The wines of Mark Angeli (and I note his son Martial now also receives a name-check on the label) are wines which particularly deserve repeated assessment, for several reasons. First, I have on occasion found it quite difficult to marry my impressions of the wines in their youth, when they often seem as pure as spring water, bearing only the scents of a summer meadow, with how some vintages have seemed after a few years in bottle, which is rather more rich and sturdy. Second, Mark Angeli’s ‘natural’ low-sulphur philosophy may well divert the wine away from its expected course of development. Certainly I have tasted some vintages which have taken on a sheen of oxidation after a few years in bottle, an unexpected characteristic when reflecting on how the wine tasted in its youth. This has been a notable feature of Angeli’s wines; I recall a few years ago Jim Budd publishing pictures of one of Angeli’s wines, dark brown with oxidation (the wines have seen differing levels of protection from sulphur dioxide over the years). When a wine develops in this unwelcome fashion, it is worth knowing and writing about.

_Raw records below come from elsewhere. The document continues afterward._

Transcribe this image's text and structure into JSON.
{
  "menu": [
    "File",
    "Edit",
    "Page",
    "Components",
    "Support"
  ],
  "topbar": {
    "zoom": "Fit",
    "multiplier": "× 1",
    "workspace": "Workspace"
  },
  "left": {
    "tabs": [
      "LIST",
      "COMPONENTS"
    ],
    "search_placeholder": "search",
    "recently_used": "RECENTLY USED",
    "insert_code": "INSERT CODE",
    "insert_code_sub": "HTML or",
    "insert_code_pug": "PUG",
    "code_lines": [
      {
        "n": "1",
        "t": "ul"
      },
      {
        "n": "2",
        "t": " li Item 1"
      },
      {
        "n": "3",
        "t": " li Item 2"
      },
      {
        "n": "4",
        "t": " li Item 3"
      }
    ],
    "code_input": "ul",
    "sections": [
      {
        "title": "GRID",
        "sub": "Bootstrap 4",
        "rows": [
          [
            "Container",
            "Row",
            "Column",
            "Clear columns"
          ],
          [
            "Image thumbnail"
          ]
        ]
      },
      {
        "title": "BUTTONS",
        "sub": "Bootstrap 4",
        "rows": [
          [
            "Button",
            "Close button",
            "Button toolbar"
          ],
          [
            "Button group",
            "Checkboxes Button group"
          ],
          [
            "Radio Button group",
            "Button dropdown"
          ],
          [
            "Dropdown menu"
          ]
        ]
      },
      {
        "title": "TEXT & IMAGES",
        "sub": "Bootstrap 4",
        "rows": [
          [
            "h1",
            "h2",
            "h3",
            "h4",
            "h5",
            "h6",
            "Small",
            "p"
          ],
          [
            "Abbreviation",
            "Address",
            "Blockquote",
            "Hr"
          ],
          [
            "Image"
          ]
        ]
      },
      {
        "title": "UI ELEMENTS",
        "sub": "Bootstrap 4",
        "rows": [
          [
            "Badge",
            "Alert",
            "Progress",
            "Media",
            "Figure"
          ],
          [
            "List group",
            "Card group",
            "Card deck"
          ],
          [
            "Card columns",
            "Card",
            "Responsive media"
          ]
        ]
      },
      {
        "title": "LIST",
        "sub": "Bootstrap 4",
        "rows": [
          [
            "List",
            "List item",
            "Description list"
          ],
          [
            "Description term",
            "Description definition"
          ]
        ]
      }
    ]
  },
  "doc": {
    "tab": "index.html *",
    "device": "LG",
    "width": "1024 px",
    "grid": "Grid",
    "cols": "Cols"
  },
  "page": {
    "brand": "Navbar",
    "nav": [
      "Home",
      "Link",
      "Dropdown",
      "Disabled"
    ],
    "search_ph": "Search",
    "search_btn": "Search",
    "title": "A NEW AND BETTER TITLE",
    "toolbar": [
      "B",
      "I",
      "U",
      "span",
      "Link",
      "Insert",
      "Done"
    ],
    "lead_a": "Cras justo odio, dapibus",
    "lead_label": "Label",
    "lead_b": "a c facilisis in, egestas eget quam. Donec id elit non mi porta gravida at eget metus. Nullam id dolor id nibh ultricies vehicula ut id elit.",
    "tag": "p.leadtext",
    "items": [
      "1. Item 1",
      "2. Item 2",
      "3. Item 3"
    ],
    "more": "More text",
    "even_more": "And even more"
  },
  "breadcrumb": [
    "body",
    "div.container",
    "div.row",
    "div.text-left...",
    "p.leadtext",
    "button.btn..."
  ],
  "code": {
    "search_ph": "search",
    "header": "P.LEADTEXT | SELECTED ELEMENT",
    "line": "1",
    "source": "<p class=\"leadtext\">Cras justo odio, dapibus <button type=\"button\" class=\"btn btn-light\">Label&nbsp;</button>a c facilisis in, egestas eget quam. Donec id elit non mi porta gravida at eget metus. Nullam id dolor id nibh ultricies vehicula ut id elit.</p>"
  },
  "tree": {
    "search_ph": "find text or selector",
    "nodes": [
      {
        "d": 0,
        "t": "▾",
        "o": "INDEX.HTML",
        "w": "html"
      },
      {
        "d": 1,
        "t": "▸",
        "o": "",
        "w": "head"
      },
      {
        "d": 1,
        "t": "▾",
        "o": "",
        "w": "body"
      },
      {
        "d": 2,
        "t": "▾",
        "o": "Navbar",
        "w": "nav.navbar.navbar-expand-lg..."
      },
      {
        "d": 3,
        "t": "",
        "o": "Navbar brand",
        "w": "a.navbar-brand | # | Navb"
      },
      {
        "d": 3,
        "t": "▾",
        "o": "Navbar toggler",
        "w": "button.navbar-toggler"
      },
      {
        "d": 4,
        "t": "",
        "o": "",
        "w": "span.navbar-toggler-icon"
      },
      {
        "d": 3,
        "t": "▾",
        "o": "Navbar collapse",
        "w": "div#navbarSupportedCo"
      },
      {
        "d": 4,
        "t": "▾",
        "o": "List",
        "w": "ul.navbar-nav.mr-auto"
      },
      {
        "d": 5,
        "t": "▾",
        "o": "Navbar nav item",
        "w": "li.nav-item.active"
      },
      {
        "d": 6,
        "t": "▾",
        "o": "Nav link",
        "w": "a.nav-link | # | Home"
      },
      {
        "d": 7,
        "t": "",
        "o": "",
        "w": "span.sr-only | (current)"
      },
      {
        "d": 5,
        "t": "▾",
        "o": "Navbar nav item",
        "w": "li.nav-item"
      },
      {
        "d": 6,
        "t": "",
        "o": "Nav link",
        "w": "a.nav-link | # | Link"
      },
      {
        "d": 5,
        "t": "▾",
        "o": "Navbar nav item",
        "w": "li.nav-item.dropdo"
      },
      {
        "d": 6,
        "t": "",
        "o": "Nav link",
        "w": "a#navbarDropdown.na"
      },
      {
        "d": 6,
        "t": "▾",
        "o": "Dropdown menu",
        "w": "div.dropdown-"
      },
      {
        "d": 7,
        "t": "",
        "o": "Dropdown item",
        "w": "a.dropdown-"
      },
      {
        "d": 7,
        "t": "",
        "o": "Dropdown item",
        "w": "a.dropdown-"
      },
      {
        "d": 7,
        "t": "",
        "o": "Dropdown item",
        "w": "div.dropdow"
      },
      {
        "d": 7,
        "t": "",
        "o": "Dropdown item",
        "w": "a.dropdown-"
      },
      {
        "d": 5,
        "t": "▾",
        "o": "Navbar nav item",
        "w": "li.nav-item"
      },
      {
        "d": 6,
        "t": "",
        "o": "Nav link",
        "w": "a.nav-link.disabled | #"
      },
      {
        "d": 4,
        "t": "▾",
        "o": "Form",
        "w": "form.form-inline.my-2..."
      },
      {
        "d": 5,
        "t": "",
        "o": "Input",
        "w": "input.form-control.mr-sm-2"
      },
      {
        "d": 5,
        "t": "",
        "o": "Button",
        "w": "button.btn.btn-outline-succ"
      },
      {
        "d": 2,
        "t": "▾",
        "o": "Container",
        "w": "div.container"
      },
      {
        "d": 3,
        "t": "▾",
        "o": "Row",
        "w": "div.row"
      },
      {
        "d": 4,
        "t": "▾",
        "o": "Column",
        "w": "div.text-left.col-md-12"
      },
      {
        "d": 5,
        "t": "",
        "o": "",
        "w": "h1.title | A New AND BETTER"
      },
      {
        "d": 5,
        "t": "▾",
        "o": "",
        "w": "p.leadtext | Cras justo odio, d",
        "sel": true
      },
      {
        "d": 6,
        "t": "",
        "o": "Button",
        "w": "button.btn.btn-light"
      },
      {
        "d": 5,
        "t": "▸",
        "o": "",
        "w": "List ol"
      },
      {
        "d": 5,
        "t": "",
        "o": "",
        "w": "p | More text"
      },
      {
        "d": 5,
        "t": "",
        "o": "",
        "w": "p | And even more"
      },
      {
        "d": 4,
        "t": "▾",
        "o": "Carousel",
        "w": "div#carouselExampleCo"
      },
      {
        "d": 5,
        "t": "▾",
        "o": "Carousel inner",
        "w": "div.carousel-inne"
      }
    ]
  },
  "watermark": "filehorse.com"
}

For this reason, a short while ago I picked up a few bottles of Angeli’s wines, from the 2008 and 2009 vintages, with the express purpose of reassessing after a few years in bottle (i.e. now), and also to facilitate a return to the wines in the future. And the first from Angeli’s estate La Ferme de la Sansonnière to feel the wrath of the corkscrew is the 2009 La Lune, not Anjou but Vin de France, I can only imagine because Mark is now settled outside the appellation regulations because if this wine was submitted and refused the agrément for the Anjou appellation then there is something seriously wrong with the tasting panel’s palates. It has a pale gold hue in the glass; nothing remarkable here, but that is certainly not true of the nose. The aromatics are simply captivating; imagine flower petals, lightly dusted with mineral crystals. These aromas waft in and entrance, but then are slowly replaced by richer, more honeyed tones, with nuances of saffron and apricot. It feels fresh, vibrant and open, although what comes on the palate is still unexpected, the fruit crystalline and very confident, with an energy and vigour which is surprising. There is such purity and harmony here, such delightful tone to it, and yet there is also a soft and mellifluously textured side, the middle of the wine gentle and caressing, features that only come in once the crystalline structure of the fruit has made its full impact. There is not a hint of oxidation, a relevant point considering past experiences, and the sulphur dioxide concentration is declared as 36 mg/l, which may of course have some bearing on that. To sum up, this is an amazing wine, and is surely one of the most remarkable examples of Anjou – or it would be, if it were Anjou – I have ever tasted. 18/20 (7/1/13)